» Exercise description
Return each line of the listing that follows in which the string "individual" can be found.

» Data supplied
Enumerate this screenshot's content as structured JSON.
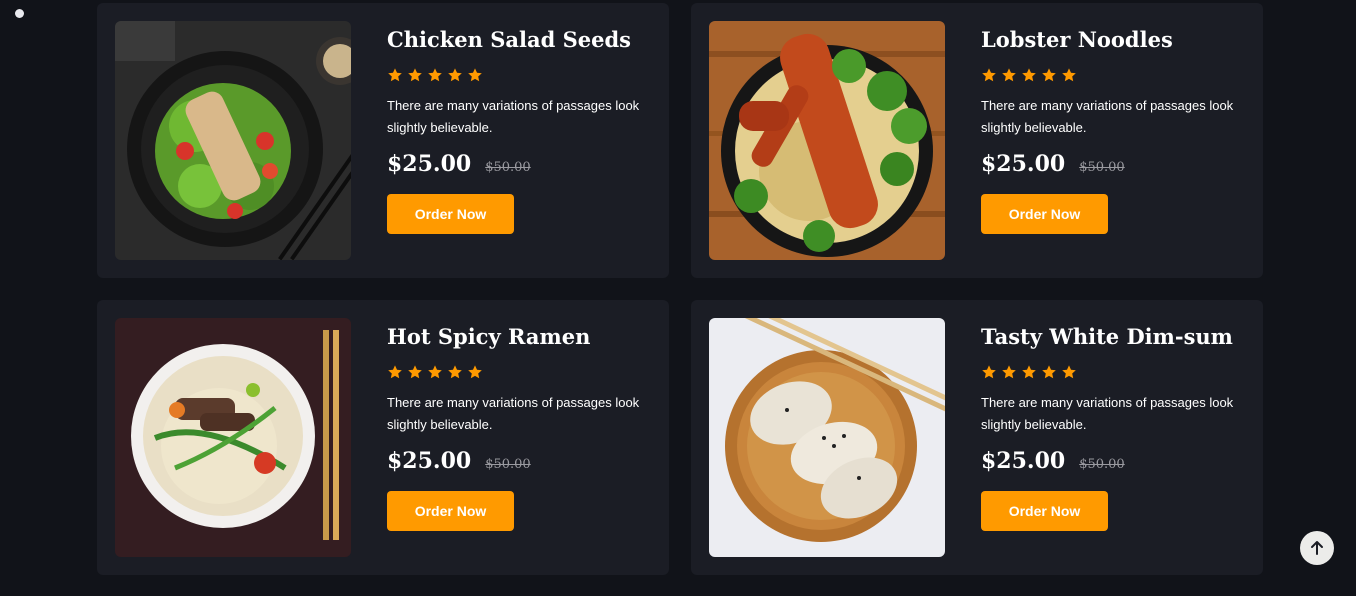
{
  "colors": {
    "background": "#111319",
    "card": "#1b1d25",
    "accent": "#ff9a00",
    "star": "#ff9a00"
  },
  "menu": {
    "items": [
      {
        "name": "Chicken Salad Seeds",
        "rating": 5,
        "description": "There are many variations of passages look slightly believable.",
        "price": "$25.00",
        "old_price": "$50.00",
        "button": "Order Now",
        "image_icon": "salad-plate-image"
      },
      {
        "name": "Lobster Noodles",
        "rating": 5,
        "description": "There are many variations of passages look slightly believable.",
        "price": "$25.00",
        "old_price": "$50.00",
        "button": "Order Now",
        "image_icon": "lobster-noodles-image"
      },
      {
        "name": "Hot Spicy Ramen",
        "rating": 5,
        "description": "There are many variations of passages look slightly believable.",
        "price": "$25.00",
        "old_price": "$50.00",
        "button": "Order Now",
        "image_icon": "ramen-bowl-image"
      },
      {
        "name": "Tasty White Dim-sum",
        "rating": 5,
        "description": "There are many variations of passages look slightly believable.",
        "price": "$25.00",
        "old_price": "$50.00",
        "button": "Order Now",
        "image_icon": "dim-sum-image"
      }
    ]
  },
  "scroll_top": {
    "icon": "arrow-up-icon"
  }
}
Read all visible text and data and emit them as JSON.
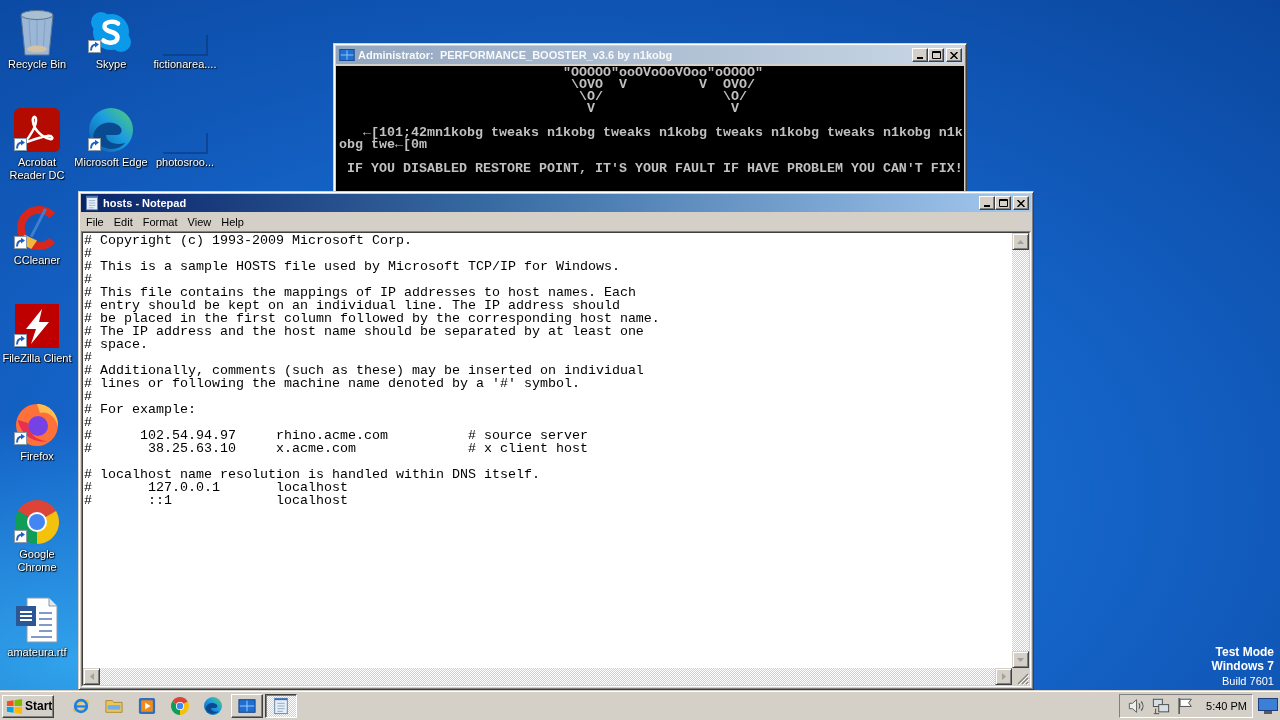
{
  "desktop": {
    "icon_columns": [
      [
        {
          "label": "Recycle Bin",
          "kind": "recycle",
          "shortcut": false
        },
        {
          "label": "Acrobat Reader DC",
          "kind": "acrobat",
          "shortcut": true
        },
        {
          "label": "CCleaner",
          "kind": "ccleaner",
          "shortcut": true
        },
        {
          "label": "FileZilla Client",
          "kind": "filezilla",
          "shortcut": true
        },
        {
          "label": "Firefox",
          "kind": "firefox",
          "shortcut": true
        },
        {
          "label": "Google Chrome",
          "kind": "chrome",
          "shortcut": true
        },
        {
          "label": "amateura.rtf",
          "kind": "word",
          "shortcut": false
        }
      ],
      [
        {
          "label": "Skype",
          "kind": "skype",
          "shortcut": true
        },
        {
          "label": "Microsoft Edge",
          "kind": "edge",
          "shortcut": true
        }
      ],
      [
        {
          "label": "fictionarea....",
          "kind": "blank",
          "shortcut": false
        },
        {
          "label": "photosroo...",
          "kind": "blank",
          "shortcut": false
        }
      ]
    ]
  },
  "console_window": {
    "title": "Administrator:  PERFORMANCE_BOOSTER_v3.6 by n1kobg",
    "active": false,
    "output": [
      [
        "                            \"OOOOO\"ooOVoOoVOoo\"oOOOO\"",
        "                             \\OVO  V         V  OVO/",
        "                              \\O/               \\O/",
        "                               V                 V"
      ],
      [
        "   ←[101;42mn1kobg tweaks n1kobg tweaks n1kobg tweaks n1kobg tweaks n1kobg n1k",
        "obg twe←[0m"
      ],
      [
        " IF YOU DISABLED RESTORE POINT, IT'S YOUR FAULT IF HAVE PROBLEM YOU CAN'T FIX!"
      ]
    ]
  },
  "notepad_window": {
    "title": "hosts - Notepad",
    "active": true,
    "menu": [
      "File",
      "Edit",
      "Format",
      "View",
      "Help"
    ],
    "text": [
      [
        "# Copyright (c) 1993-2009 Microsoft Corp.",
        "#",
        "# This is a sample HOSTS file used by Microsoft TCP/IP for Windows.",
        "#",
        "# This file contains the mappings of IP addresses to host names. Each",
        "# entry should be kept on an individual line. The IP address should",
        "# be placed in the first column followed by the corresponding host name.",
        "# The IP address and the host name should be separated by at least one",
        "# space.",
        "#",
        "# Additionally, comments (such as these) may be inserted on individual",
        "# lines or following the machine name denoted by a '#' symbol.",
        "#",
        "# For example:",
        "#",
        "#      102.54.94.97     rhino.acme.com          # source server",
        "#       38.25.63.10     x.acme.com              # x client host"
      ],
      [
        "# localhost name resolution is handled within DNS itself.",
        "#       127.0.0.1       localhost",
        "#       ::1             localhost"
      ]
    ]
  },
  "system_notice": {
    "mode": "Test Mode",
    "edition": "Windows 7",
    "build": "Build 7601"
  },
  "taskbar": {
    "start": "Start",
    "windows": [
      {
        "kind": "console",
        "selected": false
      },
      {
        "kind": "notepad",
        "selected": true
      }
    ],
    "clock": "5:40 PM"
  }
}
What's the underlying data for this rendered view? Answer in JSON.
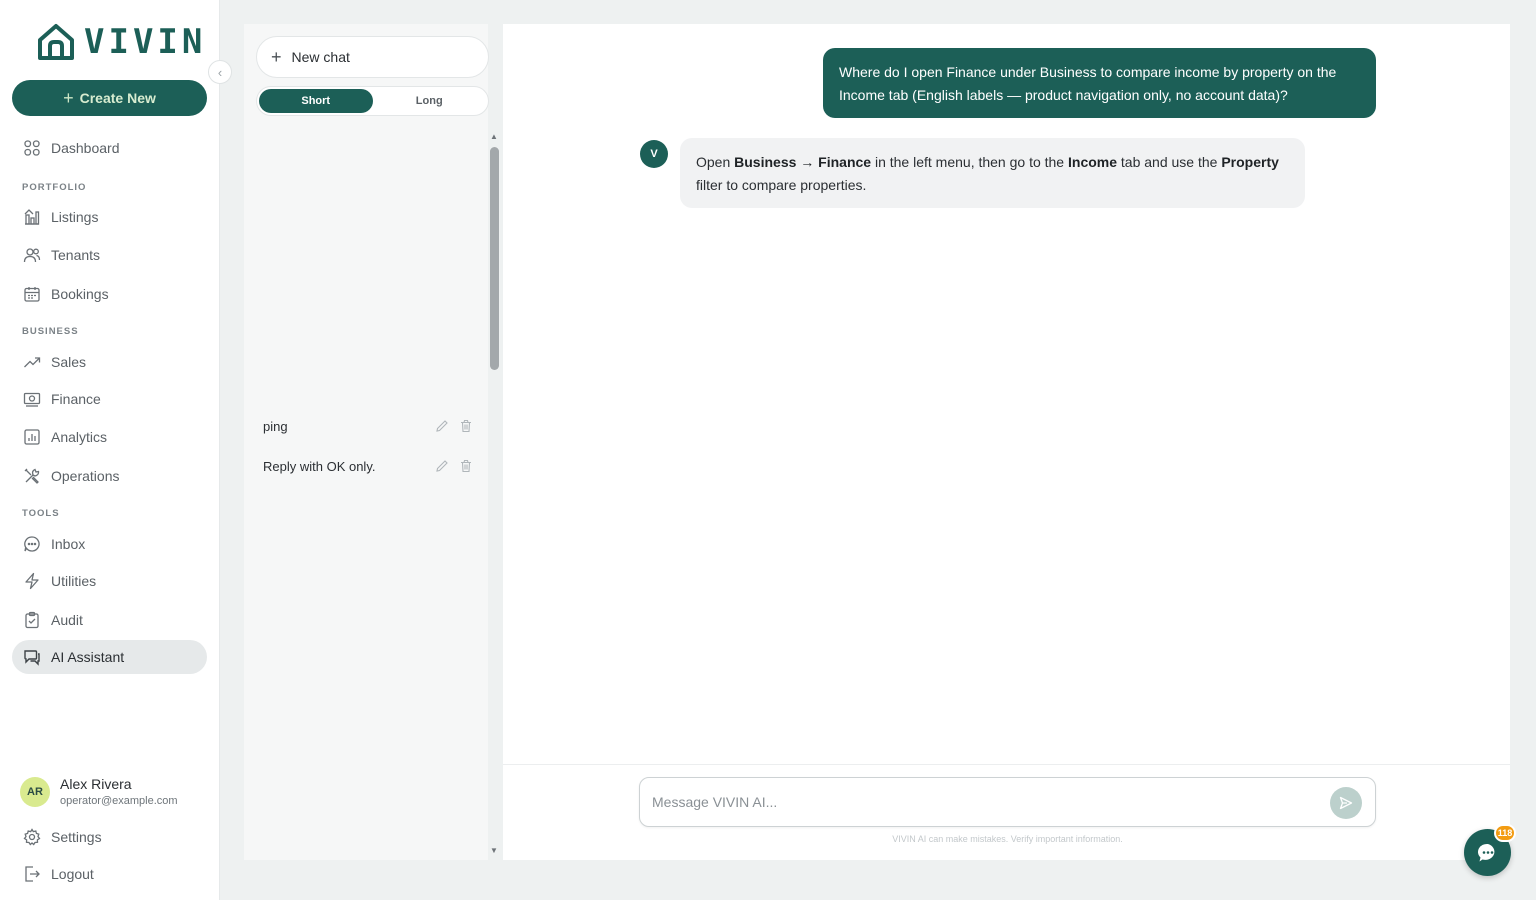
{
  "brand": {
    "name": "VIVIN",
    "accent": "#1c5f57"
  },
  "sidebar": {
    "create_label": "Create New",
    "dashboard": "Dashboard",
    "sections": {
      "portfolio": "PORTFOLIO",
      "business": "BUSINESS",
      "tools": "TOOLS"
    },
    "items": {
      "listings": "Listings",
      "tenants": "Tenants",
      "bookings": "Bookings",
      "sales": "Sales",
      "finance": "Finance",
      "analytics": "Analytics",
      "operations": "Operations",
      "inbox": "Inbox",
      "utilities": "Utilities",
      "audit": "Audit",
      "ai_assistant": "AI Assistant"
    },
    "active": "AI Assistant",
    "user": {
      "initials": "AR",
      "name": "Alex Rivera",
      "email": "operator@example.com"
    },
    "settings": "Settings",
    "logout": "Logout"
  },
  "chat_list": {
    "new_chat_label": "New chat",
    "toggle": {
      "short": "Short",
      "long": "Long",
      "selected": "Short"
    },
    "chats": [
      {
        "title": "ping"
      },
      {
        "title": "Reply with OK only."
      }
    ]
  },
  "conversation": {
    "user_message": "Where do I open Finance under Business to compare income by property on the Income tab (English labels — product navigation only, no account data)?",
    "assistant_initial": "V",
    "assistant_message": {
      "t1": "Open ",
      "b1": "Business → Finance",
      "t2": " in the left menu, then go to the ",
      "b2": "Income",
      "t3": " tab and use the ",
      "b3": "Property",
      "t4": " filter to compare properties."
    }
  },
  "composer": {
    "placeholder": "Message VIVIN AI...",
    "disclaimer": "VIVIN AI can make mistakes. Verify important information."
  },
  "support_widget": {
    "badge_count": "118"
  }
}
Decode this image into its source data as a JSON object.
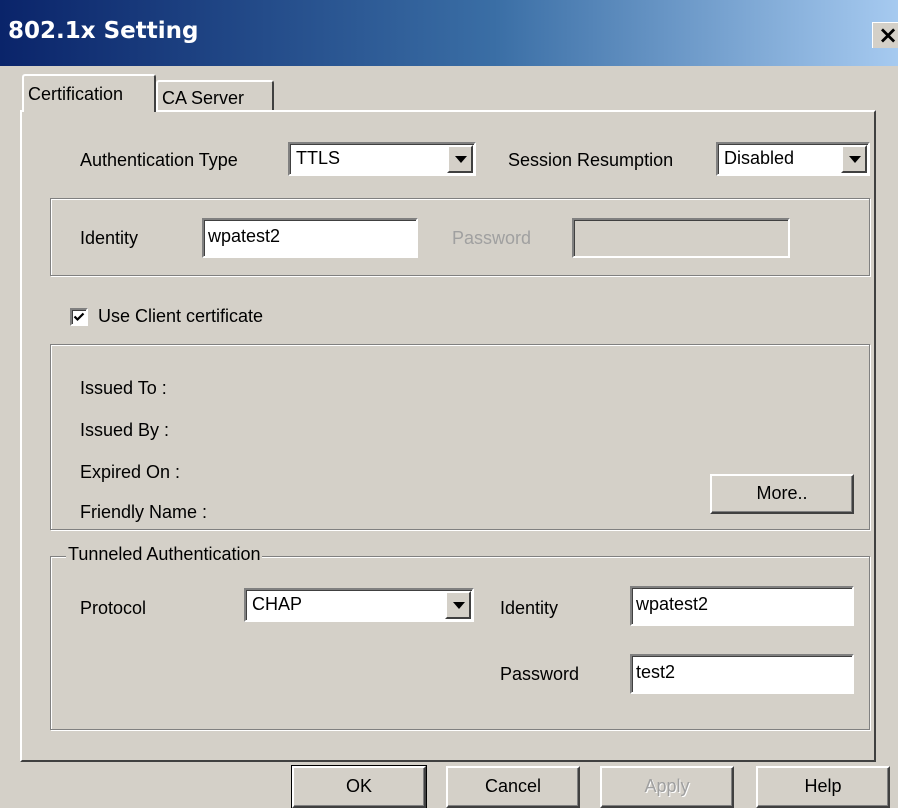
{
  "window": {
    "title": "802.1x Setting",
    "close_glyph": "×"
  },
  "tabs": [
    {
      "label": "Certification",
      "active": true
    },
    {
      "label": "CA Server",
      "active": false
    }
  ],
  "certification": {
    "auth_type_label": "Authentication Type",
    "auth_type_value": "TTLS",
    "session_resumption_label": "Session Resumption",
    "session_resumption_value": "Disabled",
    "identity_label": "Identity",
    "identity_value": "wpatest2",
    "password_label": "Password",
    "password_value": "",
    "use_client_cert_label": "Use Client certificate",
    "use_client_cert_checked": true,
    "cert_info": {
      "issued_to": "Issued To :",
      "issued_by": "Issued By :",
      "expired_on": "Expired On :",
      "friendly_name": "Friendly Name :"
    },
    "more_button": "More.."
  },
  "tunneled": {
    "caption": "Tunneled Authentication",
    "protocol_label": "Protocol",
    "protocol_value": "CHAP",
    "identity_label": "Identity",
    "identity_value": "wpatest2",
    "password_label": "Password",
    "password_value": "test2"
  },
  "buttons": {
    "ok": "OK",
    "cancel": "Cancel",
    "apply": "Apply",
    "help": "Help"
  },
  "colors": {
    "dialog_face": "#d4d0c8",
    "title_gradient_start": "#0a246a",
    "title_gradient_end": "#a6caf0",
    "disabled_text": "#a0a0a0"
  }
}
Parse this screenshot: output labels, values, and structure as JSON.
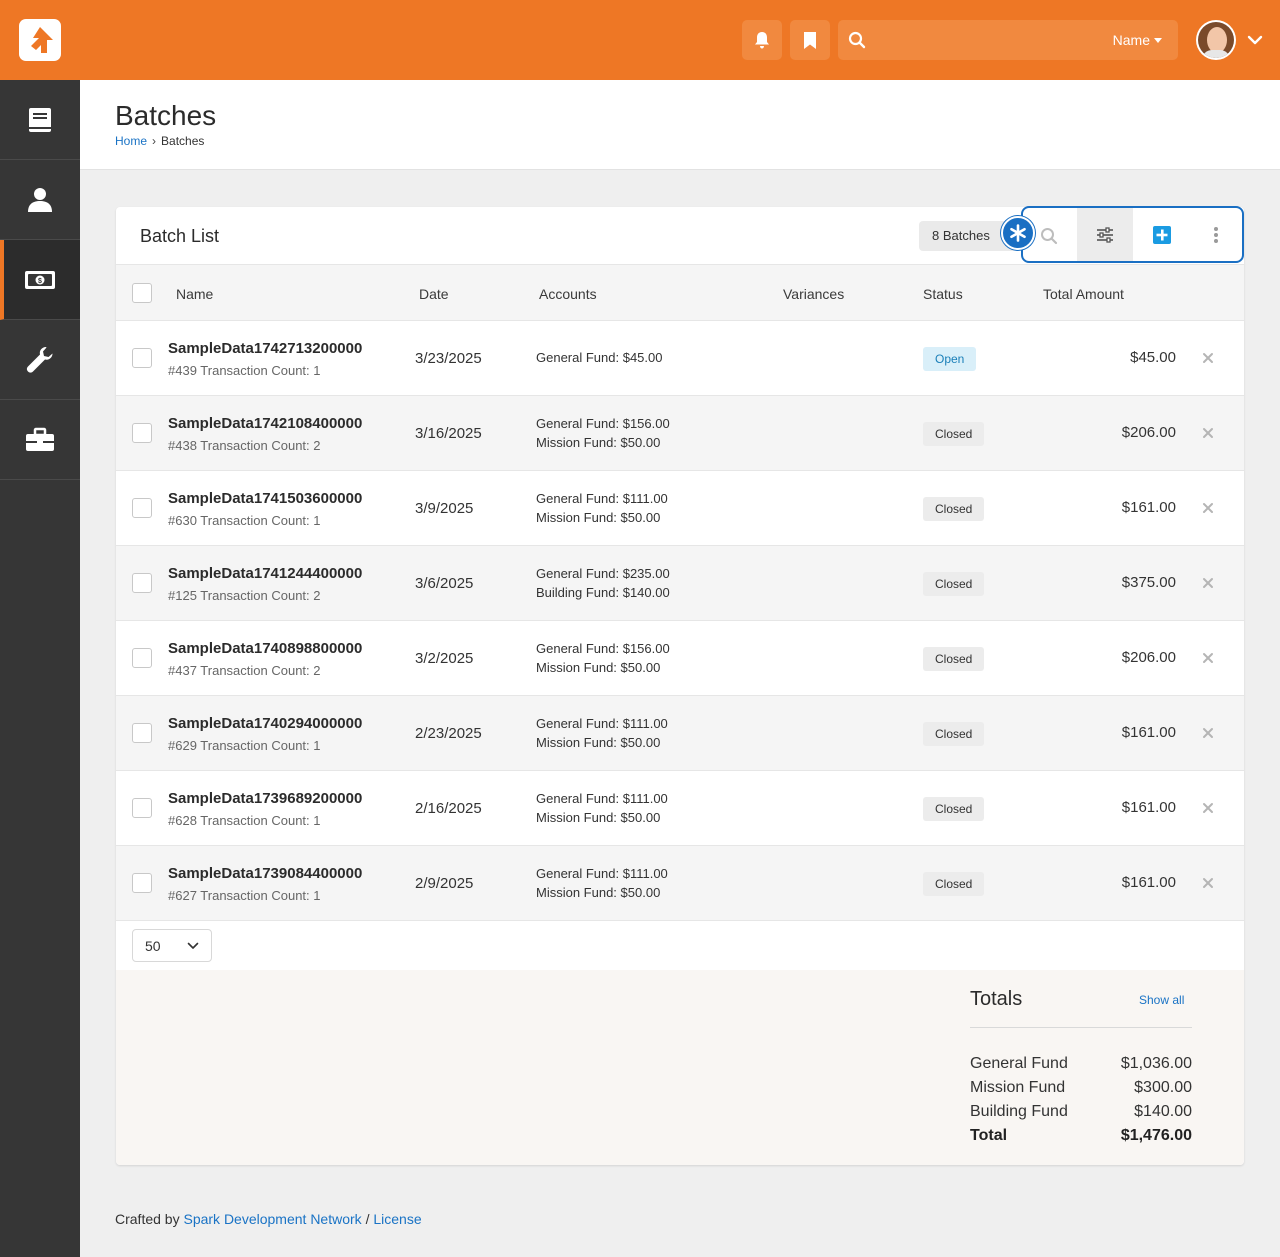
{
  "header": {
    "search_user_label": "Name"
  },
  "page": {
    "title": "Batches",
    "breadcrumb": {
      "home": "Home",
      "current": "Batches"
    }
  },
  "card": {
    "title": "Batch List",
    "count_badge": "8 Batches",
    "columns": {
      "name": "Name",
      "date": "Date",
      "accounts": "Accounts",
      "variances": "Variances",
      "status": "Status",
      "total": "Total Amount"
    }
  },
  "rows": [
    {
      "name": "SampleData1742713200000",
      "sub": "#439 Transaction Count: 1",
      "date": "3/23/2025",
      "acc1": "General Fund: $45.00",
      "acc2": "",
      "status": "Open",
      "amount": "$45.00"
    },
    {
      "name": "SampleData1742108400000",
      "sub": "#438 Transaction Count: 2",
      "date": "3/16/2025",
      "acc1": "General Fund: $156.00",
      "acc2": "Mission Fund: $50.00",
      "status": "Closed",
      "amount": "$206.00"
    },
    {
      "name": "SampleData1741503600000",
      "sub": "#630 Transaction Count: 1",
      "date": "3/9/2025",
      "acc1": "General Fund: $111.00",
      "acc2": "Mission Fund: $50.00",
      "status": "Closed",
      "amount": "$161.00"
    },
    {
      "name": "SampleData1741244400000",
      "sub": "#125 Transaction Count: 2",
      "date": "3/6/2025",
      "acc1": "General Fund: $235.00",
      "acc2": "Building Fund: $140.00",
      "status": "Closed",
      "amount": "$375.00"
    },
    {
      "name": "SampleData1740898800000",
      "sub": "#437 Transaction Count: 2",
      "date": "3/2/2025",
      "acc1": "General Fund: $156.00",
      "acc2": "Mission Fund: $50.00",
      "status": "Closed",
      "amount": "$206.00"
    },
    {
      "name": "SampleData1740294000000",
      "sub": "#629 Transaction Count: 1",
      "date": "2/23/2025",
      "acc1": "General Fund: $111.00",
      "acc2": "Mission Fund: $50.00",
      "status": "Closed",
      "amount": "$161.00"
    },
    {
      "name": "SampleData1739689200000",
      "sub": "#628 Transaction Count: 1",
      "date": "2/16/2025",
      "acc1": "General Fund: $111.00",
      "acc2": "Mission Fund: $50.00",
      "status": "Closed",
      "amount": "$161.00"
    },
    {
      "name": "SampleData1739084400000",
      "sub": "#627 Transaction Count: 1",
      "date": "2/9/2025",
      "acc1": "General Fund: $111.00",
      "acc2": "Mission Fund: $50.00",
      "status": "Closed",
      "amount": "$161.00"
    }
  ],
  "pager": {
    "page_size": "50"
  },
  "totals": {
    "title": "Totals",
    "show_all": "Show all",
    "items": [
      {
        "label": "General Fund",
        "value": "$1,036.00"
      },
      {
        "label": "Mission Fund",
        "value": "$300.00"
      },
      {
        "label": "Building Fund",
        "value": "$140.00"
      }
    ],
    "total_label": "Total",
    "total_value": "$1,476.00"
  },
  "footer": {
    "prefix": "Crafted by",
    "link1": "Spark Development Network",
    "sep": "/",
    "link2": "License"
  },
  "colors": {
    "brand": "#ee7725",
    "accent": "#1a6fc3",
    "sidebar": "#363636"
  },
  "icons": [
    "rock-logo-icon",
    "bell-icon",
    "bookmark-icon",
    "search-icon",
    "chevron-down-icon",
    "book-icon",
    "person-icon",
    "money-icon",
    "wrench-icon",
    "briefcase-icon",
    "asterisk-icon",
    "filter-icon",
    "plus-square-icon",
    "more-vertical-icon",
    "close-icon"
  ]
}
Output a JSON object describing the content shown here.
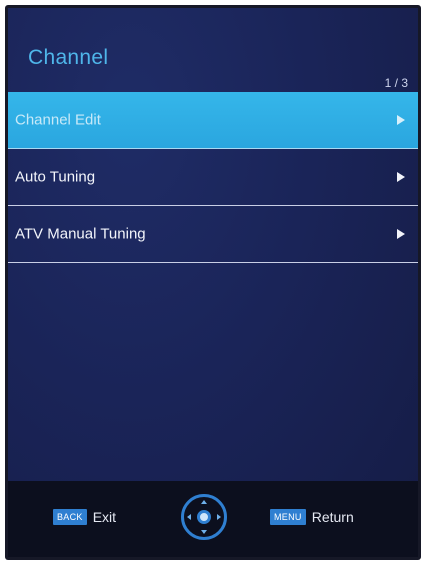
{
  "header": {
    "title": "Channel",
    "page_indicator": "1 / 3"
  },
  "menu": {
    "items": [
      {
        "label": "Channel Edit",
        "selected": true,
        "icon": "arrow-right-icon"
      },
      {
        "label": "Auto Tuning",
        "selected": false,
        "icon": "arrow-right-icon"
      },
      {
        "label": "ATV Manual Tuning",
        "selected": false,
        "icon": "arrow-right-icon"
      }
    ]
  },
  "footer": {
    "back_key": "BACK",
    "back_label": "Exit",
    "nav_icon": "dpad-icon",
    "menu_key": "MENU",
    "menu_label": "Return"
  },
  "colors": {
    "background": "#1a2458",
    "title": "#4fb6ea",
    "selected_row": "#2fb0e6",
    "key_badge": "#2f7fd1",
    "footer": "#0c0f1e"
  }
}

» Problem solution
        "# entry should be kept on an individual line. The IP address should",
        "# Additionally, comments (such as these) may be inserted on individual",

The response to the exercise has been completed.